The Phenom orderbook is still holding up at 800 orders and the Lineage at 20 orders, he says, but the tallies for these new types have wobbled. "We have received a number of cancellations and deferrals for the Phenoms, notably from fleet customers who believe their business models will not grow as quickly as they thought," says Affonso. However, he concedes there are enough customers willing to move up in the queue and take earlier slots.

The São José dos Campos-based airframer plans to build 110 Phenoms this year - including around three 300s - down from the 120-plus originally planned. Embraer has already laid off 4,300 workers - 30% of its commercial and business aircraft workforce - which is "an inevitable outcome of these challenging times", says Affonso.

The mood of the industry is sombre, he admits, and this has been exacerbated by the verbal assault on business aviation by a section of the US press and political establishment over US automaker chief executives flying to Washington in corporate jets to ask for federal bail-out money last year. "The [hostile] reaction was unlike anything we have seen for many years.

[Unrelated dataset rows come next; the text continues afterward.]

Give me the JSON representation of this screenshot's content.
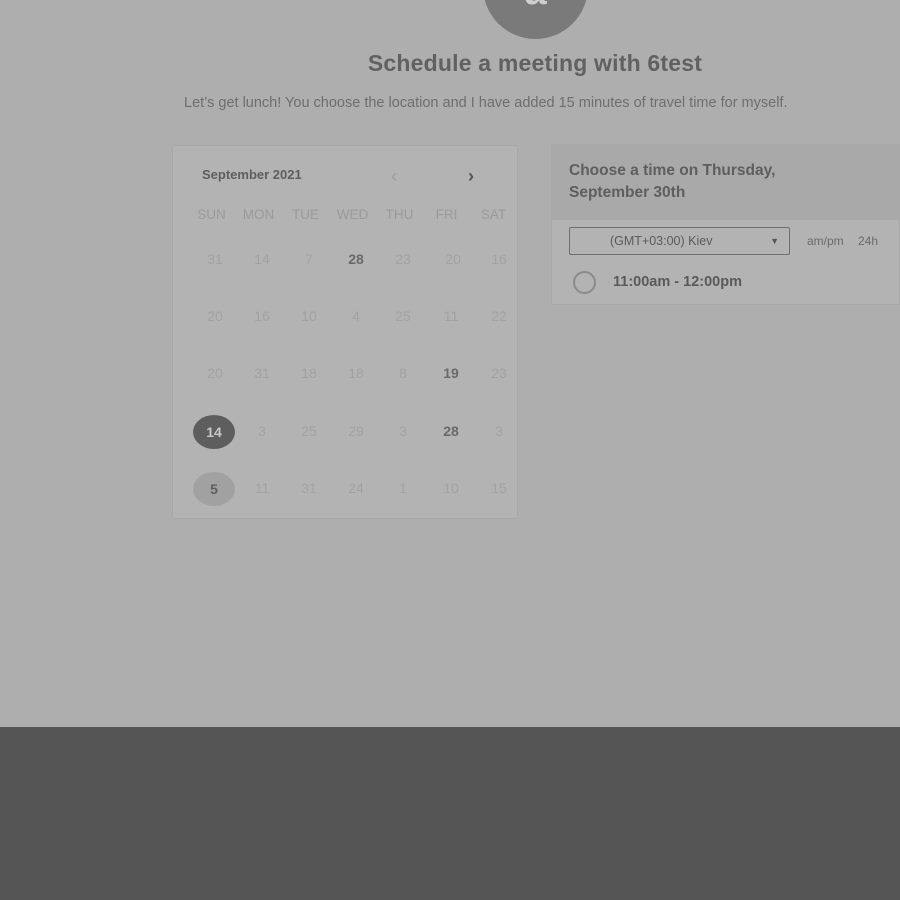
{
  "avatar": {
    "initial": "a"
  },
  "header": {
    "title": "Schedule a meeting with 6test",
    "description": "Let’s get lunch! You choose the location and I have added 15 minutes of travel time for myself."
  },
  "calendar": {
    "month_label": "September 2021",
    "prev_icon": "chevron-left-icon",
    "next_icon": "chevron-right-icon",
    "weekdays": [
      "SUN",
      "MON",
      "TUE",
      "WED",
      "THU",
      "FRI",
      "SAT"
    ],
    "weeks": [
      [
        "31",
        "14",
        "7",
        "28",
        "23",
        "20",
        "16"
      ],
      [
        "20",
        "16",
        "10",
        "4",
        "25",
        "11",
        "22"
      ],
      [
        "20",
        "31",
        "18",
        "18",
        "8",
        "19",
        "23"
      ],
      [
        "14",
        "3",
        "25",
        "29",
        "3",
        "28",
        "3"
      ],
      [
        "5",
        "11",
        "31",
        "24",
        "1",
        "10",
        "15"
      ]
    ],
    "selected_day": "14",
    "highlighted_day": "5"
  },
  "time_panel": {
    "heading": "Choose a time on Thursday, September 30th",
    "timezone": "(GMT+03:00) Kiev",
    "format_12h": "am/pm",
    "format_24h": "24h",
    "slots": [
      {
        "label": "11:00am - 12:00pm"
      }
    ]
  }
}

We have to keep pushing the message that business aircraft are productivity tools and their fundamental value has and will not change."

Embraer's business jet family is on display in the static park.

Source: Flight Daily News